*** Begin section ***

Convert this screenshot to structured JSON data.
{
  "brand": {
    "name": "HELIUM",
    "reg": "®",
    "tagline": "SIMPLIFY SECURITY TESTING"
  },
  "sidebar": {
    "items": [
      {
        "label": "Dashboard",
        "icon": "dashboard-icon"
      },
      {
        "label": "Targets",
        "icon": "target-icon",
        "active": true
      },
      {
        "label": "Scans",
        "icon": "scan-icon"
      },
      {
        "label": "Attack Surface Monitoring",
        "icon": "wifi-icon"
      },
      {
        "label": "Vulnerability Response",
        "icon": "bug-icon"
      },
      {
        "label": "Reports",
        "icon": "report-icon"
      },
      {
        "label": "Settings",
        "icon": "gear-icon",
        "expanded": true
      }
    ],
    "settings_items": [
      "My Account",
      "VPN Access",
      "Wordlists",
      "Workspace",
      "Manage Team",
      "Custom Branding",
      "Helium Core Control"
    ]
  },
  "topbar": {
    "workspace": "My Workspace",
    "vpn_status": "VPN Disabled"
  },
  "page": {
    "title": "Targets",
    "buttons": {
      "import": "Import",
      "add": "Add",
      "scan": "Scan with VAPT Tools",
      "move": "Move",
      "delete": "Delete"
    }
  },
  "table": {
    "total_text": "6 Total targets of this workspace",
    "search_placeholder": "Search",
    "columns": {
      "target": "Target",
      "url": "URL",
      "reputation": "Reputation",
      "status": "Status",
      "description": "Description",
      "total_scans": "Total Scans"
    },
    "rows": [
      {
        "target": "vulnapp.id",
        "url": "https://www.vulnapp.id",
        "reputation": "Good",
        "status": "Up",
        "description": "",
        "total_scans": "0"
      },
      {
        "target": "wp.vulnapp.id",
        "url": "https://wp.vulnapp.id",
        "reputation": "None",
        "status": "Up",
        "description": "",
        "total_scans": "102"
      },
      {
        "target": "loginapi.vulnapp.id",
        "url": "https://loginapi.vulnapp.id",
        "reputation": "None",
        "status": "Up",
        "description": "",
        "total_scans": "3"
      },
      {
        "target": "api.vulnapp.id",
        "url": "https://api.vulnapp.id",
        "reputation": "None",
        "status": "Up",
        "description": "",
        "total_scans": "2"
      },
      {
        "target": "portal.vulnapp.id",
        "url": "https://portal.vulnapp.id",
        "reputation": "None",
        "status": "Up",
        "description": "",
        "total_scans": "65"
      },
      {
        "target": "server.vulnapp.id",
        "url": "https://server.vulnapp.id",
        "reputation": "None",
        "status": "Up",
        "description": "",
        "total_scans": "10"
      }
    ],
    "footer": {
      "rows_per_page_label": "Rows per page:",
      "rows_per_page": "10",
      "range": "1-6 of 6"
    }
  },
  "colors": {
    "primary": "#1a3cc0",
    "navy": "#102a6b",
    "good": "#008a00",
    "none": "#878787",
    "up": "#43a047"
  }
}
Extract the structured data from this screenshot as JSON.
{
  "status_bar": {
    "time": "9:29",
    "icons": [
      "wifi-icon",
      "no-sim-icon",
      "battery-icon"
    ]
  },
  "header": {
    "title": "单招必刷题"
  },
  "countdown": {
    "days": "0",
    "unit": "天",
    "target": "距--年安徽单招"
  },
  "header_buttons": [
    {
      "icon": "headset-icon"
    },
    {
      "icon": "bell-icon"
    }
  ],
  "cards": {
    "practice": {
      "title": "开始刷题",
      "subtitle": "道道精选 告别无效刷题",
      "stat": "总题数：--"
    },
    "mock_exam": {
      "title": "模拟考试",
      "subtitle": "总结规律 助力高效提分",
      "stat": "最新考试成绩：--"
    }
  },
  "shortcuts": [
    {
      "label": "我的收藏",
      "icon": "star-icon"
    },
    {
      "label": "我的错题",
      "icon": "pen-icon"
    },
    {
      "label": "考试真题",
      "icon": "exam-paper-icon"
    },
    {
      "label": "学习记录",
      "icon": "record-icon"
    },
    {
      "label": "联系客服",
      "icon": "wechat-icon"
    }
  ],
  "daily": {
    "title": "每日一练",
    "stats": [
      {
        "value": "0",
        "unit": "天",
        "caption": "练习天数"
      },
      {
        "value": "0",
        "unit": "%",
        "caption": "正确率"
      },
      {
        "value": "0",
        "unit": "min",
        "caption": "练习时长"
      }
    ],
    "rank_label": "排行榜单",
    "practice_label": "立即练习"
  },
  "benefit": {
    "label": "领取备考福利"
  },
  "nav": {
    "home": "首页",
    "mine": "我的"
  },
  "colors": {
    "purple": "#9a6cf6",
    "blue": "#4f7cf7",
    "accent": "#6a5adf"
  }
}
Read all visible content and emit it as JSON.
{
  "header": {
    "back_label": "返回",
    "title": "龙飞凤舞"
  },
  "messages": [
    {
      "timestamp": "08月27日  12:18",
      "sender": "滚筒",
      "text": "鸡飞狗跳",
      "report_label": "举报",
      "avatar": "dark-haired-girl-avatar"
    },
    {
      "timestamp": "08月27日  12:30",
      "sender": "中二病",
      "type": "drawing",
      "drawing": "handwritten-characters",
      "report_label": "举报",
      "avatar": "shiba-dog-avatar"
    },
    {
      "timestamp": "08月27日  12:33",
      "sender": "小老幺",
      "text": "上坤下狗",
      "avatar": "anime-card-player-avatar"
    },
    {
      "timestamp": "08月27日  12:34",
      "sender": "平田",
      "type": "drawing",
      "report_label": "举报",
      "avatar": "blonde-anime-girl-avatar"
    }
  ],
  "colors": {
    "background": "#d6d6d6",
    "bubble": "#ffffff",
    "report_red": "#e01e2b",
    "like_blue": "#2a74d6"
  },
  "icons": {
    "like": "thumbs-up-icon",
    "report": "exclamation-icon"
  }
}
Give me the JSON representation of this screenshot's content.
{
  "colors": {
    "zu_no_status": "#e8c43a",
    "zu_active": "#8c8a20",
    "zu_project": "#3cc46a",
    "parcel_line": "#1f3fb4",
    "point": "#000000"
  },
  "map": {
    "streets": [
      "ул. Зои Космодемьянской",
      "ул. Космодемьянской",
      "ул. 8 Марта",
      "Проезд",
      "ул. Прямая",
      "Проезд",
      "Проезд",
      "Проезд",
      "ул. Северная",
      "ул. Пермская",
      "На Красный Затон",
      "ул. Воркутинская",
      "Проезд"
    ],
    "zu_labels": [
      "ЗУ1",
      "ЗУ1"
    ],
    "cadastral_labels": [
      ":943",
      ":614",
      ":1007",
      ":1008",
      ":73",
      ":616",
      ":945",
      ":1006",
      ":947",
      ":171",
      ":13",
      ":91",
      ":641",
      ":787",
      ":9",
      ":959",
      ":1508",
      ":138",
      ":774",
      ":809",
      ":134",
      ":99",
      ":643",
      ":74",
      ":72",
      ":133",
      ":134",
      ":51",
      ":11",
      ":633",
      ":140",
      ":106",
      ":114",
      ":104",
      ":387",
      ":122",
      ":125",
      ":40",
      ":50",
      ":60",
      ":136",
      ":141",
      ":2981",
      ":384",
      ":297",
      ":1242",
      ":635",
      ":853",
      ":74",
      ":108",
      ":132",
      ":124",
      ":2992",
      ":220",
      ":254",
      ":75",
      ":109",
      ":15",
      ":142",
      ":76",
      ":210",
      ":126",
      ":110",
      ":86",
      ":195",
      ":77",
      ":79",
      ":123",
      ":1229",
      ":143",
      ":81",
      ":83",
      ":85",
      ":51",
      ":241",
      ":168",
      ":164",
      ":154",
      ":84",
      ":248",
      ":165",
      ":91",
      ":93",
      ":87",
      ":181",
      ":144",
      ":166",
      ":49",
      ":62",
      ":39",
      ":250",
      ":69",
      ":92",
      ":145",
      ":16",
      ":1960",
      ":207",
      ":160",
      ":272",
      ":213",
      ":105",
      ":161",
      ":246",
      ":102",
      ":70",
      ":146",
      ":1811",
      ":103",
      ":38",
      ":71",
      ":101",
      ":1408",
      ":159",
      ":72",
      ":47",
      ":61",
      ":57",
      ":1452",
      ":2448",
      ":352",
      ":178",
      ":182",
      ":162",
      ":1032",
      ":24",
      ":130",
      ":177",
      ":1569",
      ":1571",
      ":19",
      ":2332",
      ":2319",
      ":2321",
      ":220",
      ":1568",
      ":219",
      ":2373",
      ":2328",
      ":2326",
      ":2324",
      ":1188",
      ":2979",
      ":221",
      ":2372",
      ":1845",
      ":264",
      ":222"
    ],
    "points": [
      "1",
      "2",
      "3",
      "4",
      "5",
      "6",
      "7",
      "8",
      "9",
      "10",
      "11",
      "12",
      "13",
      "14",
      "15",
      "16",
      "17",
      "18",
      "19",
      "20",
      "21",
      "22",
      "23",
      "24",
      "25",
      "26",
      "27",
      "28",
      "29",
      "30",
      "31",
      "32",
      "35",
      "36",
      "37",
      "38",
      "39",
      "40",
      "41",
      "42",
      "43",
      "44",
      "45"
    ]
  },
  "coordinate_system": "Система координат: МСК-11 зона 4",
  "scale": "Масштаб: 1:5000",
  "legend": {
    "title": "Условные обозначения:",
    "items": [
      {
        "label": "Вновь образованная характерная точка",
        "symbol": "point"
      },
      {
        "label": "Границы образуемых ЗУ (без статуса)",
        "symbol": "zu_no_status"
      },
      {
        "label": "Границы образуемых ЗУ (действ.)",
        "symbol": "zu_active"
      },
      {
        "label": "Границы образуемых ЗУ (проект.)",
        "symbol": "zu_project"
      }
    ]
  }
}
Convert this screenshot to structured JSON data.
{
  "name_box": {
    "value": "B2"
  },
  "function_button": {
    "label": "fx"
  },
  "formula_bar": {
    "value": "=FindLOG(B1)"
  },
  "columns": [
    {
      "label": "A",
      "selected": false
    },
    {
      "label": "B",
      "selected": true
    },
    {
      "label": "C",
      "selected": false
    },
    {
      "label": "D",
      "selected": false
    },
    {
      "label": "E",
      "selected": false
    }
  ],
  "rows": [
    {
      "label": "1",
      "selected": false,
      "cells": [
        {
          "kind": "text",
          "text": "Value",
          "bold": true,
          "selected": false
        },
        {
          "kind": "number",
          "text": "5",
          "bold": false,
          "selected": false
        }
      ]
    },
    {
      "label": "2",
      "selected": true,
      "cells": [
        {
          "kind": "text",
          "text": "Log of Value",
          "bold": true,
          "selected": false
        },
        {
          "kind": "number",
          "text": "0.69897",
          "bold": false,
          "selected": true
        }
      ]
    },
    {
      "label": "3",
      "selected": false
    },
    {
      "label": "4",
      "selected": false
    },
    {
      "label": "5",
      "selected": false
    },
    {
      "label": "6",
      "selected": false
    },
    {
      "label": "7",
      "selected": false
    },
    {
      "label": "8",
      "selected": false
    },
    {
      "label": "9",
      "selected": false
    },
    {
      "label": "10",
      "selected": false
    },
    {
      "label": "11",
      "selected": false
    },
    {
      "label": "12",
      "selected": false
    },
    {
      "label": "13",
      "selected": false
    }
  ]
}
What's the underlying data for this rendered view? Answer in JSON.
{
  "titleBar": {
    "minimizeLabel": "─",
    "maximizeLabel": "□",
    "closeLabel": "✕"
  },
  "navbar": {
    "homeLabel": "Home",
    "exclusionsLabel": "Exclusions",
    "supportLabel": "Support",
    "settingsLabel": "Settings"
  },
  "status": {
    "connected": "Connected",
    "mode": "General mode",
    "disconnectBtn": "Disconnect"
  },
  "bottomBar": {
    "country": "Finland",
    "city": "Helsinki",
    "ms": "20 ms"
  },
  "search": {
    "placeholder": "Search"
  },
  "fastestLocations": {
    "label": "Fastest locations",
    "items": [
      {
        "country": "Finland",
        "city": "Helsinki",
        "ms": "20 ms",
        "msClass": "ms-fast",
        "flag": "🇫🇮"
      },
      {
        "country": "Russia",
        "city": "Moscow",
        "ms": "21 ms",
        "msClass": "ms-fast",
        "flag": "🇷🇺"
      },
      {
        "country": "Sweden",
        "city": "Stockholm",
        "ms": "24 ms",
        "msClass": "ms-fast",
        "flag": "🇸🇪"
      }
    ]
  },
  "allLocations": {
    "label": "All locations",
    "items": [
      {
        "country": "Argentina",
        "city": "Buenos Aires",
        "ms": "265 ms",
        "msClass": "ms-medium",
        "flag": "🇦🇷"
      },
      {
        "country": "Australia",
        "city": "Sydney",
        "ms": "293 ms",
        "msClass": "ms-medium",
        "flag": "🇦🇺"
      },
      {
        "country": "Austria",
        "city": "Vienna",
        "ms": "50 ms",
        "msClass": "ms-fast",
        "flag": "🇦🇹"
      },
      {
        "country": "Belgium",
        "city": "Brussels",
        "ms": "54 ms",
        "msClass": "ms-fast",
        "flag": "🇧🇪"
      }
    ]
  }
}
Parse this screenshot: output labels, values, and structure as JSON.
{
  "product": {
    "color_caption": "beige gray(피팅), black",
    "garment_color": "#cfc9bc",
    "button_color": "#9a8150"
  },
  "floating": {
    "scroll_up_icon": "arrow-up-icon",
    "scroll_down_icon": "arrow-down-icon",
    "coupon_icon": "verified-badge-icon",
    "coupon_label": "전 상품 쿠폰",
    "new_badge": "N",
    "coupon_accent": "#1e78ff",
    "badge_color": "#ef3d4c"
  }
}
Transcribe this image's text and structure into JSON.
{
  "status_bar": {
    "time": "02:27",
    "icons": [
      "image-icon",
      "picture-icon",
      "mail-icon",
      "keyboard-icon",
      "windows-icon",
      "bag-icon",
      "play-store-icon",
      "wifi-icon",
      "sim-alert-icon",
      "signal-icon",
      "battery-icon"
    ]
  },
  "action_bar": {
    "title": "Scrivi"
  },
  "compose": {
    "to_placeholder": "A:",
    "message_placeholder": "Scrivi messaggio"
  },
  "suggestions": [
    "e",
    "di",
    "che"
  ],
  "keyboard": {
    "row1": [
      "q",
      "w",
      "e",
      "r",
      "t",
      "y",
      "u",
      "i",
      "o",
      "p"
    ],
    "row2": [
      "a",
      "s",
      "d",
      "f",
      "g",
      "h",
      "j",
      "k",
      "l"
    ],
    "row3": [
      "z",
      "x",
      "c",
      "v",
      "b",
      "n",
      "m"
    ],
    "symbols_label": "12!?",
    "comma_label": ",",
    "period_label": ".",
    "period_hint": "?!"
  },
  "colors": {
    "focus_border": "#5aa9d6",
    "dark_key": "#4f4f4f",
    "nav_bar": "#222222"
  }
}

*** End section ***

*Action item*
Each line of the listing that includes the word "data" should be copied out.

*Exercise answer*
Convert this screenshot to structured JSON data.
Extract the structured data from this screenshot as JSON.
Convert this screenshot to structured JSON data.
What's the underlying data for this rendered view? Answer in JSON.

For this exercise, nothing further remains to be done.